**Aim of the task**
Each record below should be written out again exactly as given.

Dataset rows describing interfaces
* * *

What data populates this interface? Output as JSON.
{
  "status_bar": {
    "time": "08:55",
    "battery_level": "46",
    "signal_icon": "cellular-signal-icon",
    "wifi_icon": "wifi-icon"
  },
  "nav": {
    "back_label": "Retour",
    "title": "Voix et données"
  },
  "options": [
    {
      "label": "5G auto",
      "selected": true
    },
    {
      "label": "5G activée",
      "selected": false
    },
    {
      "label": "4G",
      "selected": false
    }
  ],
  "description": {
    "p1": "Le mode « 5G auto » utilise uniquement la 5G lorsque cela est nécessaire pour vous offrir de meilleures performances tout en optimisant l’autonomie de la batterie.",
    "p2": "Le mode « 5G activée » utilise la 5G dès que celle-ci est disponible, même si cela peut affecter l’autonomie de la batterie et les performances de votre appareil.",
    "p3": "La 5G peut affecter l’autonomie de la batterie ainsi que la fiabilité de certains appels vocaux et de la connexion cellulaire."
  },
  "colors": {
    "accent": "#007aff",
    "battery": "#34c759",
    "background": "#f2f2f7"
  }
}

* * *

**Solution to this task**
What data populates this interface? Output as JSON.
{
  "status_bar": {
    "time": "08:55",
    "battery_level": "46",
    "signal_icon": "cellular-signal-icon",
    "wifi_icon": "wifi-icon"
  },
  "nav": {
    "back_label": "Retour",
    "title": "Voix et données"
  },
  "options": [
    {
      "label": "5G auto",
      "selected": true
    },
    {
      "label": "5G activée",
      "selected": false
    },
    {
      "label": "4G",
      "selected": false
    }
  ],
  "description": {
    "p1": "Le mode « 5G auto » utilise uniquement la 5G lorsque cela est nécessaire pour vous offrir de meilleures performances tout en optimisant l’autonomie de la batterie.",
    "p2": "Le mode « 5G activée » utilise la 5G dès que celle-ci est disponible, même si cela peut affecter l’autonomie de la batterie et les performances de votre appareil.",
    "p3": "La 5G peut affecter l’autonomie de la batterie ainsi que la fiabilité de certains appels vocaux et de la connexion cellulaire."
  },
  "colors": {
    "accent": "#007aff",
    "battery": "#34c759",
    "background": "#f2f2f7"
  }
}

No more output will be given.